Chocolate ganache, especially milk chocolate ganache, can be quite soft and will remain soft until properly chilled. It can take several hours to set in the fridge. If the ganache filling is still not set after refrigeration, leave it for longer in the fridge. If your ganache stays liquid after several hours in the fridge, likely you mismeasured the chocolate and cream amounts and used the wrong ratio of cream to chocolate. Remember for milk chocolate ganache, you need a ratio of 2 parts chocolate to 1 part cream, by weight, so that it sets properly! Use too much cream and your chocolate tart will not set.
You do not need to grease tart pans usually when you bake a crust made from either a pâte sucrée or pâte sablée. Neither of these doughs stick to the pan and they always unmould cleanly.
Raspberry Chocolate Tart
Coffee cookies crust (coffee pâte sablée)
- 86 grams unsalted butter room temperature
- 63 grams icing sugar
- 33 grams ground almonds
- 1 tablespoon ground coffee beans
- 1 large egg yolk(s)
- 156 grams bleached all-purpose flour
- 1 tablespoon whole milk (3.25 % fat)
Milk chocolate ganache
- 350 grams 41 % milk chocolate
- 175 mL whipping cream (35 % fat)
- 170 grams fresh raspberries
To make the pâte sablée or coffee cookie crust
- In the bowl of an electric mixer fitted with the paddle attachment, cream together the butter with the icing sugar, ground almond, and ground coffee.
- Add the yolk and beat it in, then mix in the flour on low. Add 1 tablespoon of milk and mix so that the dough comes together.
- Gather the dough into a ball and flatten into a disk. Wrap it in plastic wrap and chill for 1 hour.
- Roll the dough out to at least an 11 inch disk. Fit the dough into a 9-inch tart pan with a removable bottom. Make sure that the dough fits well into all the corners and the fluted edge. Use your rolling pin to trim the excess of dough, which you can gather into a disk and chill, then reroll and cut out cookie stars, which you can bake on a cookie sheet until golden brown to garnish the tart later.
- Place the pan on a baking sheet and chill the unbaked pastry shell for about 1 hour til it is very cold and hard.
- Meanwhile preheat the oven to 350ºF (175 °C). When the pastry is very cold, remove the baking sheet with the tart from the fridge.
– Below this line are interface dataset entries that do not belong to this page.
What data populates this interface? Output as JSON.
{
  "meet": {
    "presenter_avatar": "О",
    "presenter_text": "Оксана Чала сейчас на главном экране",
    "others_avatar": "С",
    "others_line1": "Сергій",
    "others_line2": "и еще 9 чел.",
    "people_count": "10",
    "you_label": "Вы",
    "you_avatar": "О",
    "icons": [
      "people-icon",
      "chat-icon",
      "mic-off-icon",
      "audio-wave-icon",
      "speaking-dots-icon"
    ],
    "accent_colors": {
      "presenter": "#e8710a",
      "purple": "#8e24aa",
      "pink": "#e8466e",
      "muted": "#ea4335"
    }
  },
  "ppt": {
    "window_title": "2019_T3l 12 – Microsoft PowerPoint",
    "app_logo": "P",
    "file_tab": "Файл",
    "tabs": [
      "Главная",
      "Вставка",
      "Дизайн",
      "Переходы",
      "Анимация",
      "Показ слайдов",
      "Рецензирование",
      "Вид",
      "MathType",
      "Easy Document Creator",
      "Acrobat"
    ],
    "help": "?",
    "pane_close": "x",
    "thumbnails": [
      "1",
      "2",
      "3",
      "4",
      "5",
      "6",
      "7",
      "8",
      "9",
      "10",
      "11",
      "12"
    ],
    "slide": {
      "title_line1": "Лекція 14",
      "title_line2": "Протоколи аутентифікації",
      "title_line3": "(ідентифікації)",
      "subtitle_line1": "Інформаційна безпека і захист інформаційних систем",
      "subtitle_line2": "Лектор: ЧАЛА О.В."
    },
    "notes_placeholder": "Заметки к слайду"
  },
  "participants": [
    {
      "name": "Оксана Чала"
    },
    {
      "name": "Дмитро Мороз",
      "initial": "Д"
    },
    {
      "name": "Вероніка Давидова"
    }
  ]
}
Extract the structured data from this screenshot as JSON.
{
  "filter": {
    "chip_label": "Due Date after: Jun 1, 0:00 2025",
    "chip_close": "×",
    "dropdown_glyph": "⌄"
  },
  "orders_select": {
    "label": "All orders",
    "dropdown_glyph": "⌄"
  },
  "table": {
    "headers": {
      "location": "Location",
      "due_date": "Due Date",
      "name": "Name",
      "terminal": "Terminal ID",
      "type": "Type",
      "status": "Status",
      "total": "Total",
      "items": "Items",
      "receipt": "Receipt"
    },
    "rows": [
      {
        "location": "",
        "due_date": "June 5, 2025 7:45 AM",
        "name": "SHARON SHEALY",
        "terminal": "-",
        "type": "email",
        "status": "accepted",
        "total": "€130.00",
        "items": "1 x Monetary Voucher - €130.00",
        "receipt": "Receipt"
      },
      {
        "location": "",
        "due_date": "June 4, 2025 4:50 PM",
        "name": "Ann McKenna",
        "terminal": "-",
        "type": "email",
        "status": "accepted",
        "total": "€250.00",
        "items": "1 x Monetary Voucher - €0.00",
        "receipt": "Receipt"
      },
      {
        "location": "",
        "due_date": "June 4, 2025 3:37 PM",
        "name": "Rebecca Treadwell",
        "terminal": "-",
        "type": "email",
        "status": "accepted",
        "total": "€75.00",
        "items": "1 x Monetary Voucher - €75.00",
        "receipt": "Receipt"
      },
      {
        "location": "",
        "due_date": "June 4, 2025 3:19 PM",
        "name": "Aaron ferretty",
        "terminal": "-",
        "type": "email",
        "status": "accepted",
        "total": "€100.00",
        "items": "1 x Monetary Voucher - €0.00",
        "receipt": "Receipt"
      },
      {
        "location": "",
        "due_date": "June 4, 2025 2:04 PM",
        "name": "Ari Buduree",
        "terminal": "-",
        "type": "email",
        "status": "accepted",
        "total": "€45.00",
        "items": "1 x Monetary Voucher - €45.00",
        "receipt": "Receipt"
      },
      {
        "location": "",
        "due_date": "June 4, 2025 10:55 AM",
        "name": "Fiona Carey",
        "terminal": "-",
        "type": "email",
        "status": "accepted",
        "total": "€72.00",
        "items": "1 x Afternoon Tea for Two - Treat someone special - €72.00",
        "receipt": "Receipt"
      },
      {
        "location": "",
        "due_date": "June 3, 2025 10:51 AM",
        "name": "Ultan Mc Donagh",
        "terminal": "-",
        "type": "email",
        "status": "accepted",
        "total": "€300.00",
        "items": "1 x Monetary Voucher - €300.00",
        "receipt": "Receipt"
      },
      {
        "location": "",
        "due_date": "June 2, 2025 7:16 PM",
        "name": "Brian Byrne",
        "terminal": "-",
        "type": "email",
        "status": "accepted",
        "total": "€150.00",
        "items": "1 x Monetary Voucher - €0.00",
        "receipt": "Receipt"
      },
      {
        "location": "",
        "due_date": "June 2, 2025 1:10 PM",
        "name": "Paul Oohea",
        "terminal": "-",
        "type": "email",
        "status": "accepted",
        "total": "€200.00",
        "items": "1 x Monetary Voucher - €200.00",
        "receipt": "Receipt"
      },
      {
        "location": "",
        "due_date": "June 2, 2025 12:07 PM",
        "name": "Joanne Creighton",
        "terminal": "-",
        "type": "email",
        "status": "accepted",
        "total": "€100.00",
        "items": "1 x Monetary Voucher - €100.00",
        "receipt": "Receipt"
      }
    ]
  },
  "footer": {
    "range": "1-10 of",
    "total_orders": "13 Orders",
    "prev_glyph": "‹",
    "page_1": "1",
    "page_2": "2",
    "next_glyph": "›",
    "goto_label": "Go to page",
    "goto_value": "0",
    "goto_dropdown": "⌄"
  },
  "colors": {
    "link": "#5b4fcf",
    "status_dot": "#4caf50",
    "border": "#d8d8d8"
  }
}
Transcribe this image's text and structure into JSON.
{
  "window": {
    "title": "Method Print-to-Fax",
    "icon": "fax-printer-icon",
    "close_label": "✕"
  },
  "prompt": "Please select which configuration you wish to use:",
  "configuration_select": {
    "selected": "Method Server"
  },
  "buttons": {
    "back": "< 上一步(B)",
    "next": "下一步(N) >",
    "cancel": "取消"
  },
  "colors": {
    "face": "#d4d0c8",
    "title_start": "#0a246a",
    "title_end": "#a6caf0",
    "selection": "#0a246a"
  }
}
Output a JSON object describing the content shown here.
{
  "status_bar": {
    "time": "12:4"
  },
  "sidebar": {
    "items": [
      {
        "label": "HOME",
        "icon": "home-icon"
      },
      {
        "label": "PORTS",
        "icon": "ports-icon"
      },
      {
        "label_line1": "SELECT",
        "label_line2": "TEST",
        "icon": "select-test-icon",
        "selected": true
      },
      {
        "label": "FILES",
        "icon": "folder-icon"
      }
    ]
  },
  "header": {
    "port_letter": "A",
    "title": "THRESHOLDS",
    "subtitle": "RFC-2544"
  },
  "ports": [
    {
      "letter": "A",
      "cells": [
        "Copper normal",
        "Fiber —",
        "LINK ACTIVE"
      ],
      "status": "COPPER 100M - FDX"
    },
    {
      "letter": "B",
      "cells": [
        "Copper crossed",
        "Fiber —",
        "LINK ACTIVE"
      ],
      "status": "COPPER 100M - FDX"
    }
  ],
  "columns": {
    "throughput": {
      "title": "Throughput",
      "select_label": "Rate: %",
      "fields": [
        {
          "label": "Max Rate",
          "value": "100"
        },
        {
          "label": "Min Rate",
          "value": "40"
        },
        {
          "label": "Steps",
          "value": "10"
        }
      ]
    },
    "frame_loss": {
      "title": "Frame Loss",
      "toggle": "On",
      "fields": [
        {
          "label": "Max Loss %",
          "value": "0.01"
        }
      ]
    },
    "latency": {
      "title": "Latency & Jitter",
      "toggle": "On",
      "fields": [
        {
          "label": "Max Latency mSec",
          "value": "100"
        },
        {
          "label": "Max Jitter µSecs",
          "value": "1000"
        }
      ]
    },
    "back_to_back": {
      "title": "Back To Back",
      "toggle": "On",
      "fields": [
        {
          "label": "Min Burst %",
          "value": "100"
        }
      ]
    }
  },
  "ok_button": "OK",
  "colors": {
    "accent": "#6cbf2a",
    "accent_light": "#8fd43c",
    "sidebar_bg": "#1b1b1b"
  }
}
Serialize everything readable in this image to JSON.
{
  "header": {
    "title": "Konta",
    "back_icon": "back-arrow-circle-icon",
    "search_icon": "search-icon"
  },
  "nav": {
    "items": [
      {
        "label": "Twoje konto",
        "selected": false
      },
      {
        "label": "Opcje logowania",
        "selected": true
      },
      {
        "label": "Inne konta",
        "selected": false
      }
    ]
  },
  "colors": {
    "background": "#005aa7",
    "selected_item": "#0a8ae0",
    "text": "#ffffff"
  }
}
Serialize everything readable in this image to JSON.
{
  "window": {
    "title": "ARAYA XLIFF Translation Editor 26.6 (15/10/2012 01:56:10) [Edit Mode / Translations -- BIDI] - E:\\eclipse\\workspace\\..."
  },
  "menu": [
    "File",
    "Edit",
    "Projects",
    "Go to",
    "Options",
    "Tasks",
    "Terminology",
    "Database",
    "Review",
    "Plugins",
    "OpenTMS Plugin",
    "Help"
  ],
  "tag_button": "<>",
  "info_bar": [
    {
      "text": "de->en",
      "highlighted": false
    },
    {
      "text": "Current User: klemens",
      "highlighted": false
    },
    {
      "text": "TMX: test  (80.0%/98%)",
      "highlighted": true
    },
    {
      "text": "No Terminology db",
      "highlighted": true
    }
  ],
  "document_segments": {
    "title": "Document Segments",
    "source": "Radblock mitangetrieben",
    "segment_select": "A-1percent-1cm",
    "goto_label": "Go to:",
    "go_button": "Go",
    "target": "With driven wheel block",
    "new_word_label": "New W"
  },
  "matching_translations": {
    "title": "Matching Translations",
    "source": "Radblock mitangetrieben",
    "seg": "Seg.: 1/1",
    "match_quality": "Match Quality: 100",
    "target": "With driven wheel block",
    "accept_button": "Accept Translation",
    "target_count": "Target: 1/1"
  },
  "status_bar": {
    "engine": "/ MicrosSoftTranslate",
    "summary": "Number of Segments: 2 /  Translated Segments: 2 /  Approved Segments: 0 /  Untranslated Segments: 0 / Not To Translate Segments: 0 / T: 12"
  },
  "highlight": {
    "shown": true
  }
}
Using a fork, poke holes all over the crust.
- Bake the tart shell on the middle rack of the oven for 20 to 30 minutes, until the edges are golden brown and have pulled away from the sides just a little. As the tart shell bakes, check on it every 5 to 10 minutes to make sure there aren't any air pockets forming. If you see a lump of air, just poke it with a tooth pick, a fork, or a wooden skewer to release the air. Press the pastry gently to smooth it out.
- When the tart shell is completely baked, remove the sheet pan from the oven. Allow to cool at least 15 minutes before unmolding. Check out my trick for unmolding a tart for this step. Allow to cool completely. Place the unmolded baked tart shell on a serving plate.
Make the ganache
- Place the chocolate in a large heatproof bowl. Some may partially melt the chocolate to make the ganache mixing easier later. Set aside.
- Heat the cream in heavy-bottomed saucepan over medium–high until it's just boiling. Pour the hot cream over the chocolate. Let sit 1 minute, then stir to form smooth ganache.
- Pour the ganache into the cooled tart pan. Place the tart in the fridge to set (this takes several hours so I recommend making the tart the day before).
- Decorate the chilled tart with fresh raspberries and the cookie cutouts you may have baked with the leftover tart dough. You can sprinkle the tart with powdered sugar before serving, if you'd like.
This post is sponsored by Cacao Barry. I was compensated monetarily and with product. Thanks for supporting the companies that allow me to create content. As always, please know that I wouldn’t work with a sponsor nor recommend a product if it wasn’t worth it.